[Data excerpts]
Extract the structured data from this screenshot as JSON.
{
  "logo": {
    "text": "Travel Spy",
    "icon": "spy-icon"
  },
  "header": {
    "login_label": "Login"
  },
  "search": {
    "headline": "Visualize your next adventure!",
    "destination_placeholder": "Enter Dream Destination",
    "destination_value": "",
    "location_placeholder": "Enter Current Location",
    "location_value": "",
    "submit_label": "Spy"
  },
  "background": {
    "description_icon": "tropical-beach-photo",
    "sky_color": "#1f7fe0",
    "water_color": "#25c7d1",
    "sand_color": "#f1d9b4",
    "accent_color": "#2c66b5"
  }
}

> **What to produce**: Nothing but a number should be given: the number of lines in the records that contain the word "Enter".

> **Solution to the problem**: 2